What is needed>
Filter the records below for the word "color". Copy each line that holds it.

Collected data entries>
****************
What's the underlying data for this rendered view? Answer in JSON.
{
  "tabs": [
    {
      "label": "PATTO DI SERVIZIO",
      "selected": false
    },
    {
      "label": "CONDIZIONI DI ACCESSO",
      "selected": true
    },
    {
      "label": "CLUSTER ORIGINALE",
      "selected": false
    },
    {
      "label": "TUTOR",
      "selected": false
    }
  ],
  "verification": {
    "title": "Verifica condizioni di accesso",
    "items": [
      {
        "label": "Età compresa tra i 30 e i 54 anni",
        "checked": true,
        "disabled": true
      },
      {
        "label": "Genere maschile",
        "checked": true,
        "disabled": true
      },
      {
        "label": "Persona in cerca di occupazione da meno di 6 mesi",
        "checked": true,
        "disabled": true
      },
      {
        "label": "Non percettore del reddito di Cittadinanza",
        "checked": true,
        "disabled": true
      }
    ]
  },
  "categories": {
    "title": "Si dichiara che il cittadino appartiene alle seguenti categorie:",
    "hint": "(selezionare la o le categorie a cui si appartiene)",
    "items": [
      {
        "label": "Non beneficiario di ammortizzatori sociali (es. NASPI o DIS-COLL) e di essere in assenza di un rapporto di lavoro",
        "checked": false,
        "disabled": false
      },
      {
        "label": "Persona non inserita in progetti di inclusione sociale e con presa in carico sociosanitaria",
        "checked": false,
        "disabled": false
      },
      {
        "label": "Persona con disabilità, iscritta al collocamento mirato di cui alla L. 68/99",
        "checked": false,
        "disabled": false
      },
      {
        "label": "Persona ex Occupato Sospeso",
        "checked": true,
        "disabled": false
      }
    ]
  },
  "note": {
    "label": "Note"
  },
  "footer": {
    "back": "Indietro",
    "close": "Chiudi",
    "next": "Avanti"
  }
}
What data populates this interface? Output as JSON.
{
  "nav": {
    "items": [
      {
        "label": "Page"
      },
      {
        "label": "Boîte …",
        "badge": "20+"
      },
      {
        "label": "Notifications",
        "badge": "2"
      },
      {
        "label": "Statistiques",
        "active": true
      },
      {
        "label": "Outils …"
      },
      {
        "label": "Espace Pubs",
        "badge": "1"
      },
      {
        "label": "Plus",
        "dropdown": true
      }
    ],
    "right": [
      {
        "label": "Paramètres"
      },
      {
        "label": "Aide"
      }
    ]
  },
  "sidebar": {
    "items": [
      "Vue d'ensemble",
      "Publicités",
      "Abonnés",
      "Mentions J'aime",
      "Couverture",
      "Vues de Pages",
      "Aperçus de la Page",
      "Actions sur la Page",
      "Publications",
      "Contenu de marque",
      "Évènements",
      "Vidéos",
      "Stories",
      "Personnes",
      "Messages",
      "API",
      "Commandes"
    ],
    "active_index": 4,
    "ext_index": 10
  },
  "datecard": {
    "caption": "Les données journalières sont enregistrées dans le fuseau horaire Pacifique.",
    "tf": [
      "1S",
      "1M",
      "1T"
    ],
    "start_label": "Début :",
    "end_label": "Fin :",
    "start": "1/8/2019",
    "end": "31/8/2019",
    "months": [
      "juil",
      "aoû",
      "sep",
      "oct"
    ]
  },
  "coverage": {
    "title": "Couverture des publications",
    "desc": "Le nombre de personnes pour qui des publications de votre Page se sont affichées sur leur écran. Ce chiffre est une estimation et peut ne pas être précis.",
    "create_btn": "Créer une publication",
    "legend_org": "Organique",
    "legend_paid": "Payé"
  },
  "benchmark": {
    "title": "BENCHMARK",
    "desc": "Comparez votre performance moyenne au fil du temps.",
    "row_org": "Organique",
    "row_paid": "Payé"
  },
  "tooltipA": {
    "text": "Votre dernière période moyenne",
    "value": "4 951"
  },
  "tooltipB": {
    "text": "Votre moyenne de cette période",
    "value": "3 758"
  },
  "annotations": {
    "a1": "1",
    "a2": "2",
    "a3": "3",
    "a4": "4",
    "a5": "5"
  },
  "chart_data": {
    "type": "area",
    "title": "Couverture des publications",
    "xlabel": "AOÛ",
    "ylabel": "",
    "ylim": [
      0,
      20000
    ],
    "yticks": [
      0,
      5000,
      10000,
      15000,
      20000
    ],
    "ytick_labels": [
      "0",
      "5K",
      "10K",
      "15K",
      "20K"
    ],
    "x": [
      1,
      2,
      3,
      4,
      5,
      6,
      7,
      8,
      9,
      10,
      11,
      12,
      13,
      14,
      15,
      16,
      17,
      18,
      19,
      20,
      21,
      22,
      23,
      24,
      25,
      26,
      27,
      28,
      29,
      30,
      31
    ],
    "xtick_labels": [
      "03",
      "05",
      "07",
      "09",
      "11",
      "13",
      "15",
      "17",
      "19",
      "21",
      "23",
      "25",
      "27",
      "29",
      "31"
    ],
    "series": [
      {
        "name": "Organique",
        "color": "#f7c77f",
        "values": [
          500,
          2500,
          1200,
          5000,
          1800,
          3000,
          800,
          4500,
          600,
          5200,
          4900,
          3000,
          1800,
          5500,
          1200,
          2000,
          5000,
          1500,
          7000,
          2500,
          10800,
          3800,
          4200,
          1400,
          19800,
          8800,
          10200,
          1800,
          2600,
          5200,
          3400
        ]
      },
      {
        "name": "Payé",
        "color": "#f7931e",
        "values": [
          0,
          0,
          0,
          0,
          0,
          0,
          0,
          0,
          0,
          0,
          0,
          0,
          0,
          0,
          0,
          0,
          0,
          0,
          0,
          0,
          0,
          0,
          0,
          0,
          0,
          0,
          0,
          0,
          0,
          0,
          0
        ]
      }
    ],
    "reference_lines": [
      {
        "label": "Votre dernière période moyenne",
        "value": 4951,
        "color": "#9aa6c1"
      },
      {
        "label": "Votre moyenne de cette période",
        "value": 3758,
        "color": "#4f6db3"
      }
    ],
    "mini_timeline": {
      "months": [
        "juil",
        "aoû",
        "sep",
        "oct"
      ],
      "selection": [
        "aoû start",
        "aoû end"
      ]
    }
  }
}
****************
Response to the task>
        "color": "#f7c77f",
        "color": "#f7931e",
        "color": "#9aa6c1"
        "color": "#4f6db3"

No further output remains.